- Eddie Byrne as Dan Dance
- Jane Barrett as Sally
- Robert Brown as Bill Jordan
- Raymond Lovell as Sir Digby Montague
- Marjorie Rhodes as Miss Mouncey
- Hermione Baddeley as Emma Stebbins
- Dora Bryan as Peggy Stebbins
- Thora Hird as Alice Crouch
- Ivor Barnard as Timothy Crouch
- Sid James as Eric Hace
- Edie Martin as Mary Wade
- Sydney Tafler as Joseph Spink
- Joan Young as Mrs. Round
- Marianne Stone as Mrs. Pincer
- Patrick McAlinney as Rev. Soater
- Julian D'Albie as George Burton
- Nigel Clarke as Rev. Simpson
- Henry Longhurst as P.C. Tumball

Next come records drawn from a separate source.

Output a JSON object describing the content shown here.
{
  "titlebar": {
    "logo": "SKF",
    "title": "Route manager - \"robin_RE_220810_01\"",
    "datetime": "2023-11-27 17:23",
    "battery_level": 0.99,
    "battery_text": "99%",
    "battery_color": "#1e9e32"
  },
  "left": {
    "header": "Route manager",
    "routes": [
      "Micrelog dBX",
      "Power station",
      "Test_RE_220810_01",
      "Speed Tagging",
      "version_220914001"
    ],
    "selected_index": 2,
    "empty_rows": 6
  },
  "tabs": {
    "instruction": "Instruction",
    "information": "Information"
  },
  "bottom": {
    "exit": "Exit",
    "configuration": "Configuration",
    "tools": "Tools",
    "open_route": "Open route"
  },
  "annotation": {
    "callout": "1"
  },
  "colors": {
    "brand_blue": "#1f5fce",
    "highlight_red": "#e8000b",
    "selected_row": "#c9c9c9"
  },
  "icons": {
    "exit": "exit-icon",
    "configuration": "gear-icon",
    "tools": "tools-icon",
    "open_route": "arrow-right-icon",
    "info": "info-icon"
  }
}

- Peter Jones as Lionel Batts
- Peter Swanwick as Jeremiah Higgins
- Thomas Gallagher as Bob Cannon
- Freda Bamford as Mabel
- Ian Carmichael as P.R.O. (Public Relations Officer for the Prime Minister)
- Brian Roper as Cyril
- Harry Herbert as Tramp
- Jack May as Man with Ear-trumpet
- Toke Townley as Potman
- Tristan Rawson as Dr. Hawkes
- Donovan Winter as Hairdresser
- Sheila Aza as Manicurist
- Julie Milton as Manor House Maid
- Michael Edmonds as Freckles
- Cora Bennett as P.R.O.'s Secretary
- Audrey Noble as Spink's Secretary
- Virginia Winter as Vicarage Maid
- Neil Gemmell as Heckler
- Helen Boursnell as P.C. Tumball's little girl
In 2007, Time Gentlemen, Please! was given a DVD release as part of the Long Lost Comedy Classics collection.
The film historians Steve Chibnall and Brian McFarlane regard Time Gentlemen, Please! as one of "the most attractive British 'B' films, noting that "it has the advantage of an amusing screenplay ... a central character engaging enough in concept and execution to hold the narrative together, and one of those prodigally rich casts of British character actors ... which can make much worse films than this enjoyable".
- Steve Chibnall & Brian McFarlane, The British 'B' Film, Palgrave Macmillan, London, 2009, pp. 202–3.